By Friday night, it looked like I was going to go home Saturday.  I had to go 24 hours without a fever, and I made it.  I was learning how to pump that day, and I hated it.  That night a nurse came over to install my PICC line.  She assured me it was a quick and easy process, and commented on how awful the lab techs had made my arms look.  An hour and a half and SEVERAL failed needle pricks later, my PICC line was installed.  I was covered in sweat and miserable.  I had to have another chest x-ray, but this time they let me have the portable one, so they could verify my PICC line was in correctly.  I think Liam was in the nursery for all of this.  Lauren, do you remember?  That’s how hazy this whole week was….I can’t remember where my child was.  I do know that the nurses kept him in the nursery that night because they decided I needed some sleep (acutally, she thought we both needed sleep).  They fed him and changed him and tried to wake Andy and I as little as possible.

On Saturday morning, it was decided I could go home.  Our nurse that day started calling insurance to set up home health care…she thought it would be much easier and better than having to come back to the hospital every day for my iv treatment.  It was.  We finally got to go home that afternoon, and it was glorious.  I don’t remember much about it, except that we were home, and I was thrilled.  My mom stayed with us through Wednesday, and Andy’s mom came for the rest of that week.  And she came back the next.  They did everything for us those two weeks…all the cooking, cleaning, a lot of Liam’s care, helping me recover.  We wouldn’t have made it without them.  Our church family was a huge blessing at this time too, we kept our small group updated, and they were praying for us, and supporting us.  The church was praying for us, and our pastor came down twice to see us and pray with us.  Our small group sent flowers, and several of them stopped in to see us.  A lot of those first weeks is hazy to me.  But I do remember being incredibly thankful.  We were so blessed by our friends and family.  It was amazing to me to see how many people stepped in and showed us that they loved us and cared about us.  I definitely don’t want to forget that.  And now, four months later, I can see where our little family was forged together in those early weeks.  Liam’s arrival really was trial by fire, and we emerged stronger.  I hated that things didn’t work out the way I wanted them to…I hated that I couldn’t take care of him, couldn’t provide him with food, couldn’t do the things I thought I was supposed to be, but now I realize it was okay.  He doesn’t know any of that.  And he’s healthy and happy, regardless of what happened.  And that’s all that really matters. 
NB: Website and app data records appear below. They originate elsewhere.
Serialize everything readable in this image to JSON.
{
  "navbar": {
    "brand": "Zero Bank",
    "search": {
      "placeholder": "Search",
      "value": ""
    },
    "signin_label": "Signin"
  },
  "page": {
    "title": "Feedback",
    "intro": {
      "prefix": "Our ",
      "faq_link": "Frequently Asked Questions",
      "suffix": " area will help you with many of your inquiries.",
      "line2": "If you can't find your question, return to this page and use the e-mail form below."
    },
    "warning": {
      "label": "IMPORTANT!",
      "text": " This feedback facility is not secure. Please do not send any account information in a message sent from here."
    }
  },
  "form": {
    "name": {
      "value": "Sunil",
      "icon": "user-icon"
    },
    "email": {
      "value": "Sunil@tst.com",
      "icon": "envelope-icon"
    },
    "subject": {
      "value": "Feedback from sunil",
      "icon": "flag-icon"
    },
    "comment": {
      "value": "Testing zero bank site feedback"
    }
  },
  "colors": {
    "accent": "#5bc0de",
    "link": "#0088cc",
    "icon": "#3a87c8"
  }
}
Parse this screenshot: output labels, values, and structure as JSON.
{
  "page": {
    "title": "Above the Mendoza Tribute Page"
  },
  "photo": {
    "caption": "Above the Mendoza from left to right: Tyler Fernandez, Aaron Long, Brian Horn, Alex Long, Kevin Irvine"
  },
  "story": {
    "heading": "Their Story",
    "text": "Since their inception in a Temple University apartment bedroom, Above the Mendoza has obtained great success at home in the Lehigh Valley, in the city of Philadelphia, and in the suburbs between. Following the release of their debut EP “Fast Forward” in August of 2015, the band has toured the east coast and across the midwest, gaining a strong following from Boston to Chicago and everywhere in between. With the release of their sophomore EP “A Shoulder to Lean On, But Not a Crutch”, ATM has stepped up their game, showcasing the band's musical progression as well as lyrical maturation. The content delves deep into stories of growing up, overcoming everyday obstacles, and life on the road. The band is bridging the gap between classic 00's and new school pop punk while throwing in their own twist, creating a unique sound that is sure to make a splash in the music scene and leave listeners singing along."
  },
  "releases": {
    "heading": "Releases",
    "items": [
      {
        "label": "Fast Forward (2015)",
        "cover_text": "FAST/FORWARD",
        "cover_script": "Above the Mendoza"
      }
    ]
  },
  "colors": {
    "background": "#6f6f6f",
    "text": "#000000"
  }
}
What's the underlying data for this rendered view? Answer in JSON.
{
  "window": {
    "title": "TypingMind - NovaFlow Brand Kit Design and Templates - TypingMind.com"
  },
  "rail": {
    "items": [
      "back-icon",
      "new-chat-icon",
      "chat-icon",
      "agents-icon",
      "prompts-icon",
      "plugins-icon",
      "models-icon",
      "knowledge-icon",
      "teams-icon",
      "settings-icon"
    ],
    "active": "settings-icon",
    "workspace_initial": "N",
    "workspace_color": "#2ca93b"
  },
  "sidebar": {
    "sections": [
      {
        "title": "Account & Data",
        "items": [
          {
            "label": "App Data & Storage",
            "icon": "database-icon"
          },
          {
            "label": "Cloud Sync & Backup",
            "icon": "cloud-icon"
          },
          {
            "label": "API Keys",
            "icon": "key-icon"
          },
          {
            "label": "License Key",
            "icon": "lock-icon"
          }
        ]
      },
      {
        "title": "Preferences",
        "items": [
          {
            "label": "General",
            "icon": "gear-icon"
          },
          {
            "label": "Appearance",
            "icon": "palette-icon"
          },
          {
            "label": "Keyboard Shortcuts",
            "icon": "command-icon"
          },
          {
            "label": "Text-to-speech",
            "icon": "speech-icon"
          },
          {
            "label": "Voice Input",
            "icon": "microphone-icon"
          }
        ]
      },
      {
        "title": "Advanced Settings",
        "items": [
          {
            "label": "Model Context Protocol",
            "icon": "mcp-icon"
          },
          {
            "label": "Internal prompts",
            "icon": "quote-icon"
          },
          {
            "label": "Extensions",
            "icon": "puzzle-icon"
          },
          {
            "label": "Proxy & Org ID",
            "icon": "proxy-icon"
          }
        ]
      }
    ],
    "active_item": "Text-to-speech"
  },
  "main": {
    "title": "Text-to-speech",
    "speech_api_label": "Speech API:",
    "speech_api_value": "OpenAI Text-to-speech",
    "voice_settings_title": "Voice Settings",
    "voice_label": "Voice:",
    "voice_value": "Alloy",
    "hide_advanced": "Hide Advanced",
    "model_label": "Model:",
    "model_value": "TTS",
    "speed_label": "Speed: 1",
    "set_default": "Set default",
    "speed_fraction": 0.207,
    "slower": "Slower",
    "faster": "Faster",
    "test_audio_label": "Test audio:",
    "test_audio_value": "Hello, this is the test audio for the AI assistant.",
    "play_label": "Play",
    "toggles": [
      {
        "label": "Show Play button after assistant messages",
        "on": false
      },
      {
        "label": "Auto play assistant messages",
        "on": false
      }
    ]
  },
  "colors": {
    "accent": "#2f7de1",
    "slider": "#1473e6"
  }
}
1 comment:

Snap, Crackle & Pop said...

I am thinking that Liam was in the room with Andy and I when you were getting the PICC line. I feel like we were using him to try and relax putting the mask over his entire face (even though he didn't need one) since the mask was so big, and he was pretending to have him pee all over Andy. You might want to double check with Andy, but I believe Liam was there cheering his momma on. :)